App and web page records
+ + + + + + +

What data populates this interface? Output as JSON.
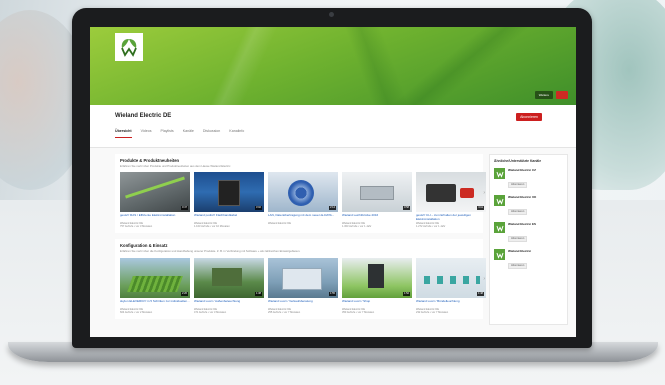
{
  "channel": {
    "name": "Wieland Electric DE",
    "subscribe_label": "Abonnieren",
    "banner_buttons": [
      "Weitere",
      ""
    ],
    "tabs": [
      "Übersicht",
      "Videos",
      "Playlists",
      "Kanäle",
      "Diskussion",
      "Kanalinfo"
    ],
    "active_tab": 0
  },
  "sections": [
    {
      "title": "Produkte & Produktneuheiten",
      "description": "Erfahren Sie mehr über Produkte und Produktneuheiten aus dem Hause Wieland Electric",
      "videos": [
        {
          "title": "gesis® RAS / Effiziente Elektroinstallation",
          "channel": "Wieland Electric DE",
          "meta": "757 Aufrufe • vor 3 Monaten",
          "duration": "0:47"
        },
        {
          "title": "Wieland podis® Flachbandkabel",
          "channel": "Wieland Electric DE",
          "meta": "1.103 Aufrufe • vor 10 Monaten",
          "duration": "3:02"
        },
        {
          "title": "LAN, Datenübertragung mit dem neuen E-DATA...",
          "channel": "Wieland Electric DE",
          "meta": "",
          "duration": "2:14"
        },
        {
          "title": "Wieland Leichtbrücke 2016",
          "channel": "Wieland Electric DE",
          "meta": "1.303 Aufrufe • vor 1 Jahr",
          "duration": "0:58"
        },
        {
          "title": "gesis® CLI – zum Erhalten der jeweiligen Elektroinstallation",
          "channel": "Wieland Electric DE",
          "meta": "1.272 Aufrufe • vor 1 Jahr",
          "duration": "4:11"
        }
      ]
    },
    {
      "title": "Konfiguration & Einsatz",
      "description": "Erfahren Sie mehr über die Konfiguration und Handhabung unserer Produkte. Z. B. in Verbindung mit Software + als zahlreichen Einsatzgebieten.",
      "videos": [
        {
          "title": "skylon ELEVERIC® in 5 Schritten zur individuellen...",
          "channel": "Wieland Electric DE",
          "meta": "604 Aufrufe • vor 2 Monaten",
          "duration": "2:26"
        },
        {
          "title": "Wieland Lucci / Außenbeleuchtung",
          "channel": "Wieland Electric DE",
          "meta": "471 Aufrufe • vor 3 Monaten",
          "duration": "1:38"
        },
        {
          "title": "Wieland Lucci / Verkaufsberatung",
          "channel": "Wieland Electric DE",
          "meta": "255 Aufrufe • vor 7 Monaten",
          "duration": "1:55"
        },
        {
          "title": "Wieland Lucci / Shop",
          "channel": "Wieland Electric DE",
          "meta": "353 Aufrufe • vor 7 Monaten",
          "duration": "1:52"
        },
        {
          "title": "Wieland Lucci / Bündelleuchtung",
          "channel": "Wieland Electric DE",
          "meta": "232 Aufrufe • vor 7 Monaten",
          "duration": "1:48"
        }
      ]
    }
  ],
  "sidebar": {
    "title": "Ähnliche/Unterstützte Kanäle",
    "channels": [
      {
        "name": "Wieland Electric CZ",
        "button": "Abonnieren"
      },
      {
        "name": "Wieland Electric UK",
        "button": "Abonnieren"
      },
      {
        "name": "Wieland Electric ES",
        "button": "Abonnieren"
      },
      {
        "name": "Wieland Electric",
        "button": "Abonnieren"
      }
    ]
  },
  "colors": {
    "brand_green": "#5aa33a",
    "subscribe_red": "#cc1f1f",
    "link_blue": "#1a5bb8"
  }
}
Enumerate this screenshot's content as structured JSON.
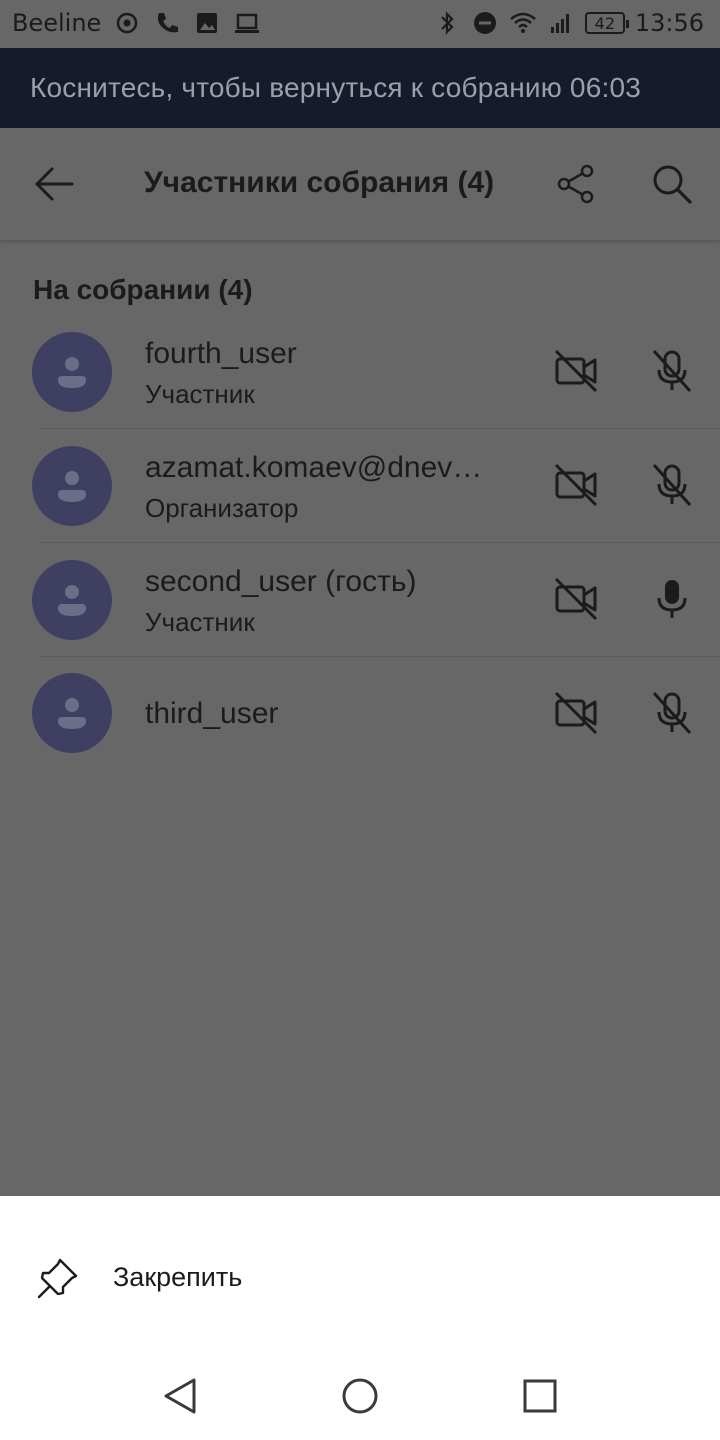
{
  "status_bar": {
    "carrier": "Beeline",
    "battery": "42",
    "time": "13:56"
  },
  "banner": {
    "text": "Коснитесь, чтобы вернуться к собранию 06:03"
  },
  "app_bar": {
    "title": "Участники собрания (4)"
  },
  "section": {
    "header": "На собрании (4)"
  },
  "participants": [
    {
      "name": "fourth_user",
      "role": "Участник",
      "camera": "off",
      "mic": "off"
    },
    {
      "name": "azamat.komaev@dnev…",
      "role": "Организатор",
      "camera": "off",
      "mic": "off"
    },
    {
      "name": "second_user (гость)",
      "role": "Участник",
      "camera": "off",
      "mic": "on"
    },
    {
      "name": "third_user",
      "role": "",
      "camera": "off",
      "mic": "off"
    }
  ],
  "sheet": {
    "pin_label": "Закрепить"
  },
  "icons": {
    "back": "arrow-left-icon",
    "share": "share-icon",
    "search": "search-icon",
    "camera_off": "video-off-icon",
    "mic_off": "mic-off-icon",
    "mic_on": "mic-icon",
    "pin": "pin-icon"
  },
  "colors": {
    "overlay": "#676767",
    "banner_bg": "#151b2a",
    "avatar": "#3f3f62",
    "sheet_bg": "#ffffff"
  }
}
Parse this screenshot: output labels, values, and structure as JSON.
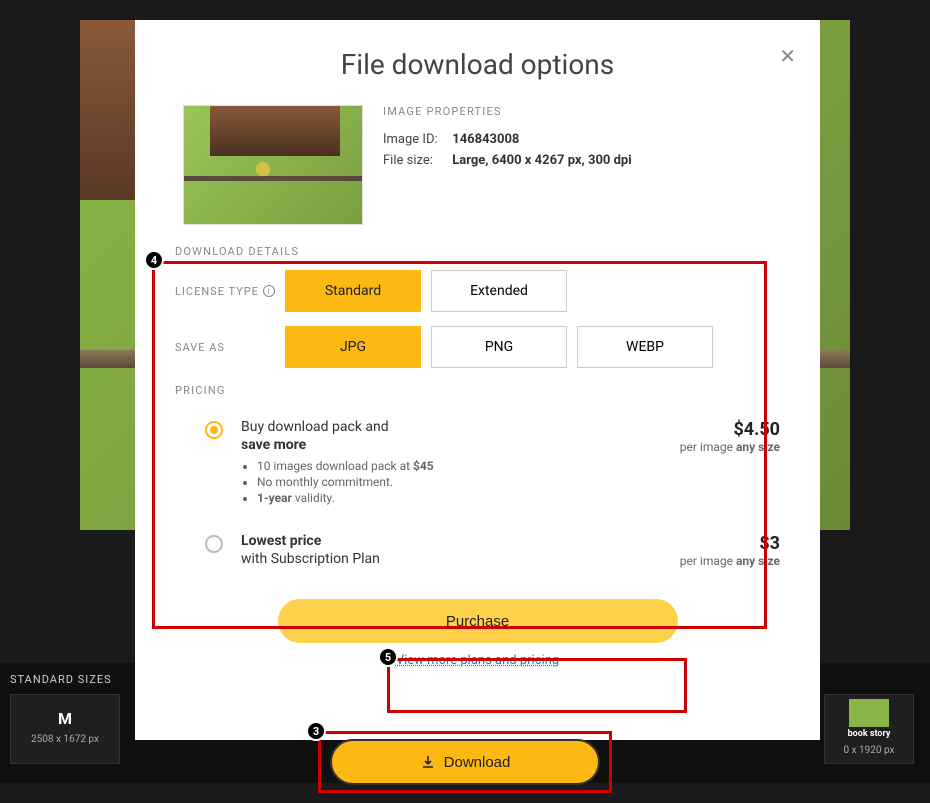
{
  "modal": {
    "title": "File download options",
    "properties_header": "IMAGE PROPERTIES",
    "image_id_lbl": "Image ID:",
    "image_id": "146843008",
    "file_size_lbl": "File size:",
    "file_size": "Large, 6400 x 4267 px, 300 dpi",
    "download_details": "DOWNLOAD DETAILS",
    "license_type_lbl": "LICENSE TYPE",
    "license": {
      "standard": "Standard",
      "extended": "Extended"
    },
    "save_as_lbl": "SAVE AS",
    "formats": {
      "jpg": "JPG",
      "png": "PNG",
      "webp": "WEBP"
    },
    "pricing_lbl": "PRICING",
    "pack": {
      "title": "Buy download pack and",
      "title2": "save more",
      "bullet1_pre": "10 images download pack at ",
      "bullet1_bold": "$45",
      "bullet2": "No monthly commitment.",
      "bullet3_bold": "1-year",
      "bullet3_post": " validity.",
      "price": "$4.50",
      "per": "per image ",
      "any": "any size"
    },
    "sub": {
      "title": "Lowest price",
      "subtitle": "with Subscription Plan",
      "price": "$3",
      "per": "per image ",
      "any": "any size"
    },
    "purchase": "Purchase",
    "plans_link": "View more plans and pricing"
  },
  "download_btn": "Download",
  "sizes": {
    "label": "STANDARD SIZES",
    "m": "M",
    "m_dim": "2508 x 1672 px",
    "story": "book story",
    "story_dim": "0 x 1920 px"
  },
  "badges": {
    "b3": "3",
    "b4": "4",
    "b5": "5"
  }
}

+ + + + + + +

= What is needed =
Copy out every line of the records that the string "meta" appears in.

= Solution to this exercise =
          "meta": "757 Aufrufe • vor 3 Monaten",
          "meta": "1.103 Aufrufe • vor 10 Monaten",
          "meta": "",
          "meta": "1.303 Aufrufe • vor 1 Jahr",
          "meta": "1.272 Aufrufe • vor 1 Jahr",
          "meta": "604 Aufrufe • vor 2 Monaten",
          "meta": "471 Aufrufe • vor 3 Monaten",
          "meta": "255 Aufrufe • vor 7 Monaten",
          "meta": "353 Aufrufe • vor 7 Monaten",
          "meta": "232 Aufrufe • vor 7 Monaten",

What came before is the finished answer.